Entries from a dataset of interfaces
━━━━

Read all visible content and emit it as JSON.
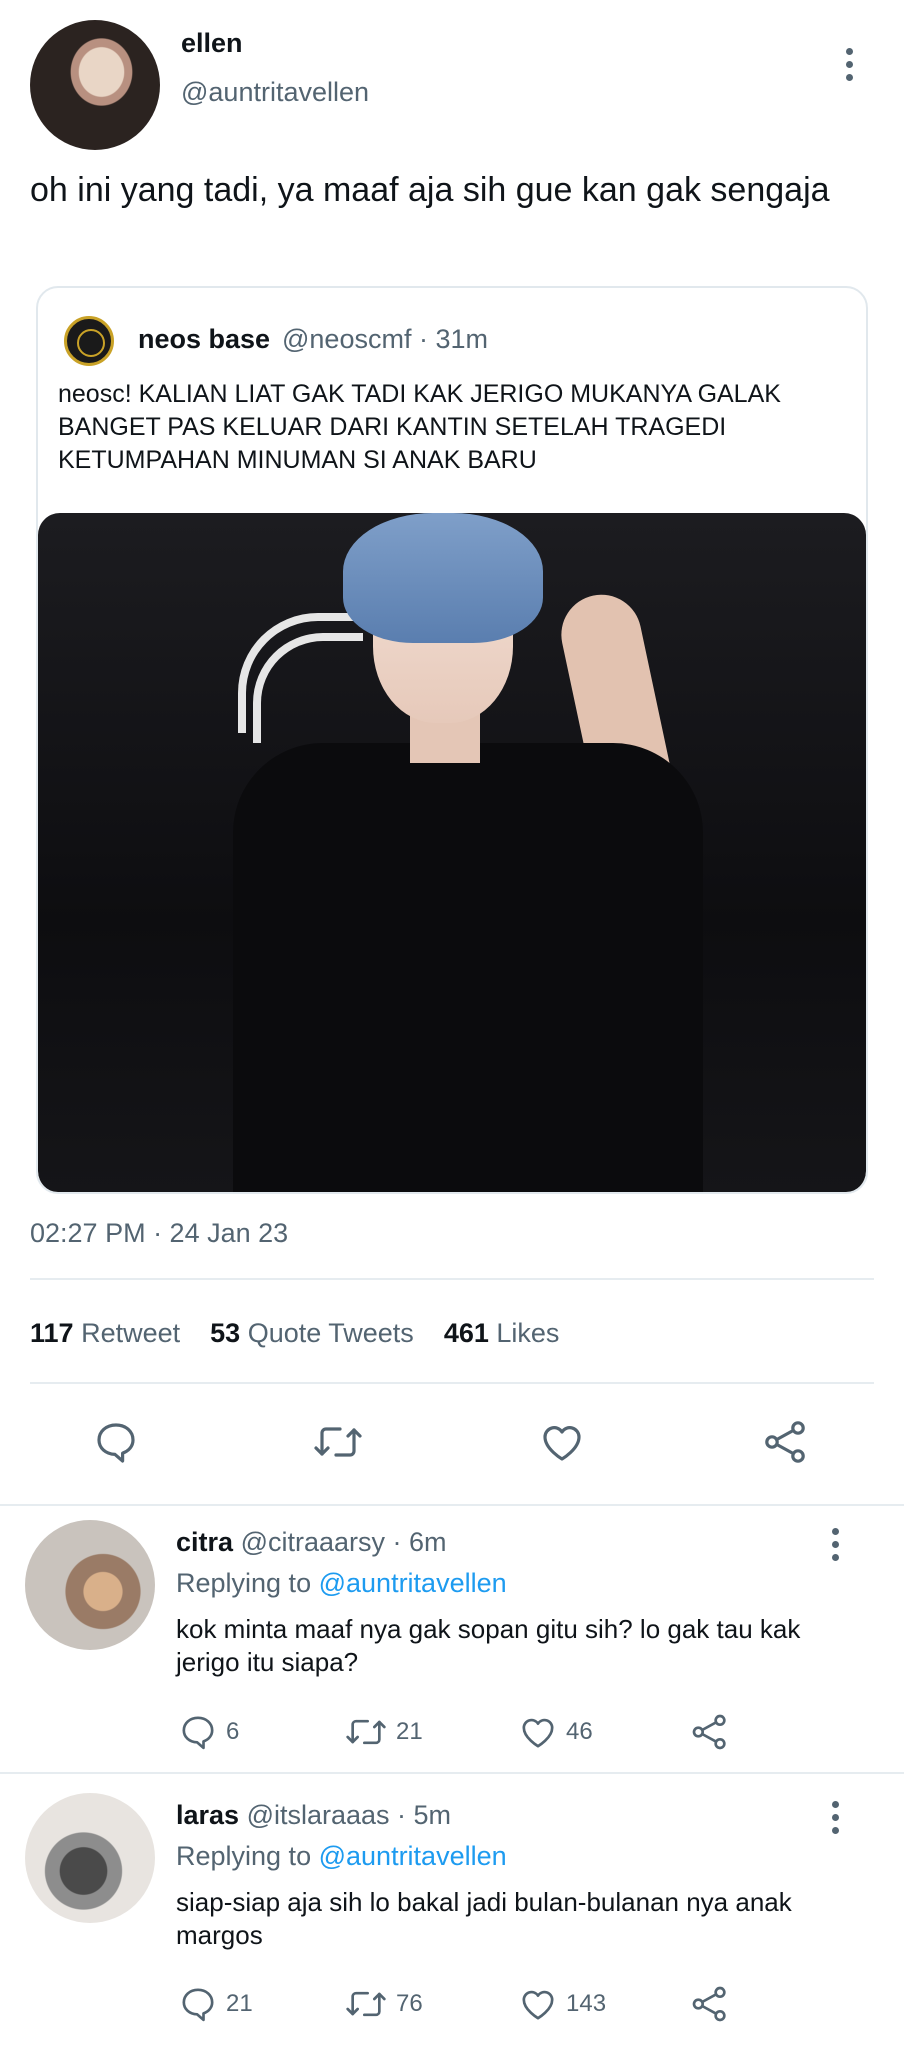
{
  "tweet": {
    "author_name": "ellen",
    "author_handle": "@auntritavellen",
    "text": "oh ini yang tadi, ya maaf aja sih gue kan gak sengaja",
    "timestamp": "02:27 PM · 24 Jan 23",
    "stats": {
      "retweets_count": "117",
      "retweets_label": "Retweet",
      "quotes_count": "53",
      "quotes_label": "Quote Tweets",
      "likes_count": "461",
      "likes_label": "Likes"
    }
  },
  "quote": {
    "name": "neos base",
    "meta": "@neoscmf · 31m",
    "text": "neosc! KALIAN LIAT GAK TADI KAK JERIGO MUKANYA GALAK BANGET PAS KELUAR DARI KANTIN SETELAH TRAGEDI KETUMPAHAN MINUMAN SI ANAK BARU"
  },
  "replies": [
    {
      "name": "citra",
      "meta": "@citraaarsy · 6m",
      "replying_label": "Replying to",
      "replying_to": "@auntritavellen",
      "text": "kok minta maaf nya gak sopan gitu sih? lo gak tau kak jerigo itu siapa?",
      "reply_count": "6",
      "retweet_count": "21",
      "like_count": "46"
    },
    {
      "name": "laras",
      "meta": "@itslaraaas · 5m",
      "replying_label": "Replying to",
      "replying_to": "@auntritavellen",
      "text": "siap-siap aja sih lo bakal jadi bulan-bulanan nya anak margos",
      "reply_count": "21",
      "retweet_count": "76",
      "like_count": "143"
    }
  ],
  "icons": {
    "reply": "comment-icon",
    "retweet": "retweet-icon",
    "like": "heart-icon",
    "share": "share-icon",
    "more": "more-vertical-icon"
  },
  "colors": {
    "link": "#1d9bf0",
    "secondary_text": "#536471",
    "divider": "#e6ecf0"
  }
}
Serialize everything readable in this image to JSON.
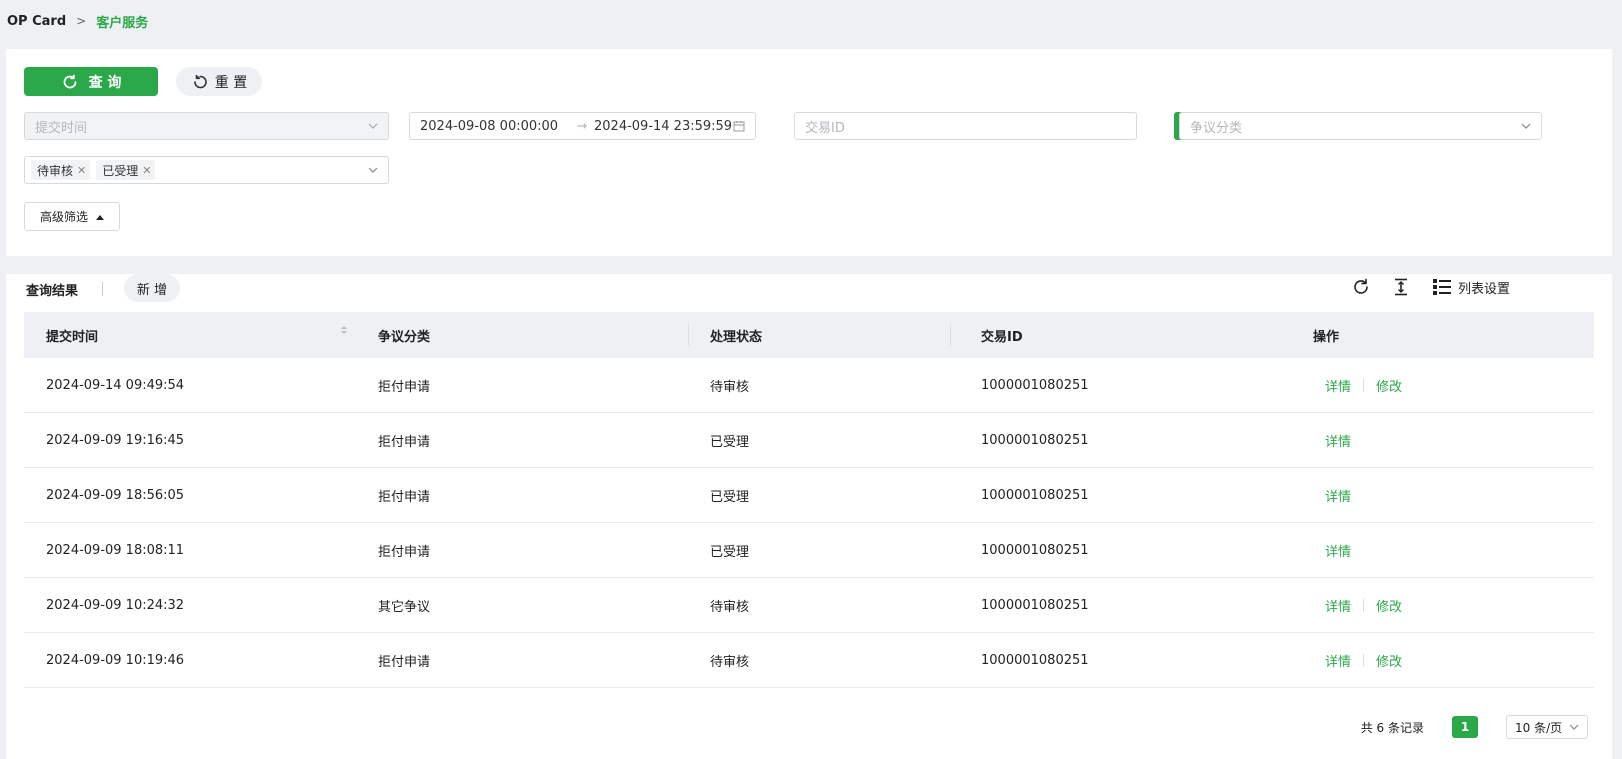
{
  "breadcrumb": {
    "root": "OP Card",
    "current": "客户服务"
  },
  "filters": {
    "query_label": "查 询",
    "reset_label": "重 置",
    "submit_time_placeholder": "提交时间",
    "date_start": "2024-09-08 00:00:00",
    "date_arrow": "→",
    "date_end": "2024-09-14 23:59:59",
    "transaction_id_placeholder": "交易ID",
    "dispute_category_placeholder": "争议分类",
    "status_tags": [
      "待审核",
      "已受理"
    ],
    "advanced_label": "高级筛选"
  },
  "results": {
    "title": "查询结果",
    "new_label": "新 增",
    "list_settings_label": "列表设置",
    "columns": [
      "提交时间",
      "争议分类",
      "处理状态",
      "交易ID",
      "操作"
    ],
    "rows": [
      {
        "time": "2024-09-14 09:49:54",
        "category": "拒付申请",
        "status": "待审核",
        "txid": "1000001080251",
        "actions": [
          "详情",
          "修改"
        ]
      },
      {
        "time": "2024-09-09 19:16:45",
        "category": "拒付申请",
        "status": "已受理",
        "txid": "1000001080251",
        "actions": [
          "详情"
        ]
      },
      {
        "time": "2024-09-09 18:56:05",
        "category": "拒付申请",
        "status": "已受理",
        "txid": "1000001080251",
        "actions": [
          "详情"
        ]
      },
      {
        "time": "2024-09-09 18:08:11",
        "category": "拒付申请",
        "status": "已受理",
        "txid": "1000001080251",
        "actions": [
          "详情"
        ]
      },
      {
        "time": "2024-09-09 10:24:32",
        "category": "其它争议",
        "status": "待审核",
        "txid": "1000001080251",
        "actions": [
          "详情",
          "修改"
        ]
      },
      {
        "time": "2024-09-09 10:19:46",
        "category": "拒付申请",
        "status": "待审核",
        "txid": "1000001080251",
        "actions": [
          "详情",
          "修改"
        ]
      }
    ]
  },
  "pagination": {
    "total": "共 6 条记录",
    "current_page": "1",
    "page_size": "10 条/页"
  },
  "colors": {
    "accent": "#2aa84a",
    "header_bg": "#eef0f3",
    "page_bg": "#eef0f3"
  },
  "icons": [
    "refresh-icon",
    "reset-icon",
    "chevron-down-icon",
    "calendar-icon",
    "plus-circle-icon",
    "close-icon",
    "caret-up-icon",
    "reload-icon",
    "column-height-icon",
    "list-settings-icon",
    "sort-icon"
  ]
}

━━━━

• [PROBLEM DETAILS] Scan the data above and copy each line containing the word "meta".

• [FINISHED TASK]
    "meta": "@neoscmf · 31m",
      "meta": "@citraaarsy · 6m",
      "meta": "@itslaraaas · 5m",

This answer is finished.